> What you need to do
Given the entries below, copy each of them out exactly.
Records for processing START
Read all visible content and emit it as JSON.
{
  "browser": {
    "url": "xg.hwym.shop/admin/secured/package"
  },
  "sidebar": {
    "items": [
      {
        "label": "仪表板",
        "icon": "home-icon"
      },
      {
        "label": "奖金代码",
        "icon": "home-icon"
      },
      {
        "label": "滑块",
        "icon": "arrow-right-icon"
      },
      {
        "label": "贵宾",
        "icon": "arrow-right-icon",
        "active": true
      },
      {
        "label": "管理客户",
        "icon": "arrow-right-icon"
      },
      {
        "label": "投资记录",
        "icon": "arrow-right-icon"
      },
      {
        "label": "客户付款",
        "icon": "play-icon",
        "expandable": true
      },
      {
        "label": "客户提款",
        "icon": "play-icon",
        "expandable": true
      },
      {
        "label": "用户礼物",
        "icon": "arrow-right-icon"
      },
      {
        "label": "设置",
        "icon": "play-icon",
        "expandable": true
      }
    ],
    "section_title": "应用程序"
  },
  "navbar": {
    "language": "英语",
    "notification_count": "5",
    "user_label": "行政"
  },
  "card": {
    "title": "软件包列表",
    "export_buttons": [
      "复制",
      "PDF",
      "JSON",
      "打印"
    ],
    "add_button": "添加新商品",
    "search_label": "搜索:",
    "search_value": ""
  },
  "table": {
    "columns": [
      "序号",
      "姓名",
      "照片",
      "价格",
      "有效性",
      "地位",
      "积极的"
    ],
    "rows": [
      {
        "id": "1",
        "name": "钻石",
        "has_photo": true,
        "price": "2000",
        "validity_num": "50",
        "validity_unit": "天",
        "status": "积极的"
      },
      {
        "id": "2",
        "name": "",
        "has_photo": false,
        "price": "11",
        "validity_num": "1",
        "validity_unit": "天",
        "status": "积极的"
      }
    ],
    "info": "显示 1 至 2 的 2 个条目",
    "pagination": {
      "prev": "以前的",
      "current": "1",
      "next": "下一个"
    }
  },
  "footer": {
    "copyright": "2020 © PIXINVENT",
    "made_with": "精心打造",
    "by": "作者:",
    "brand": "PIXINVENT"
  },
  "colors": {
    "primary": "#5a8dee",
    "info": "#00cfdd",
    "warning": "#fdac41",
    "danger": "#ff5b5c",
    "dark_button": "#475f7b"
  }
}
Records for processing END
> Task result
Read all visible content and emit it as JSON.
{
  "browser": {
    "url": "xg.hwym.shop/admin/secured/package"
  },
  "sidebar": {
    "items": [
      {
        "label": "仪表板",
        "icon": "home-icon"
      },
      {
        "label": "奖金代码",
        "icon": "home-icon"
      },
      {
        "label": "滑块",
        "icon": "arrow-right-icon"
      },
      {
        "label": "贵宾",
        "icon": "arrow-right-icon",
        "active": true
      },
      {
        "label": "管理客户",
        "icon": "arrow-right-icon"
      },
      {
        "label": "投资记录",
        "icon": "arrow-right-icon"
      },
      {
        "label": "客户付款",
        "icon": "play-icon",
        "expandable": true
      },
      {
        "label": "客户提款",
        "icon": "play-icon",
        "expandable": true
      },
      {
        "label": "用户礼物",
        "icon": "arrow-right-icon"
      },
      {
        "label": "设置",
        "icon": "play-icon",
        "expandable": true
      }
    ],
    "section_title": "应用程序"
  },
  "navbar": {
    "language": "英语",
    "notification_count": "5",
    "user_label": "行政"
  },
  "card": {
    "title": "软件包列表",
    "export_buttons": [
      "复制",
      "PDF",
      "JSON",
      "打印"
    ],
    "add_button": "添加新商品",
    "search_label": "搜索:",
    "search_value": ""
  },
  "table": {
    "columns": [
      "序号",
      "姓名",
      "照片",
      "价格",
      "有效性",
      "地位",
      "积极的"
    ],
    "rows": [
      {
        "id": "1",
        "name": "钻石",
        "has_photo": true,
        "price": "2000",
        "validity_num": "50",
        "validity_unit": "天",
        "status": "积极的"
      },
      {
        "id": "2",
        "name": "",
        "has_photo": false,
        "price": "11",
        "validity_num": "1",
        "validity_unit": "天",
        "status": "积极的"
      }
    ],
    "info": "显示 1 至 2 的 2 个条目",
    "pagination": {
      "prev": "以前的",
      "current": "1",
      "next": "下一个"
    }
  },
  "footer": {
    "copyright": "2020 © PIXINVENT",
    "made_with": "精心打造",
    "by": "作者:",
    "brand": "PIXINVENT"
  },
  "colors": {
    "primary": "#5a8dee",
    "info": "#00cfdd",
    "warning": "#fdac41",
    "danger": "#ff5b5c",
    "dark_button": "#475f7b"
  }
}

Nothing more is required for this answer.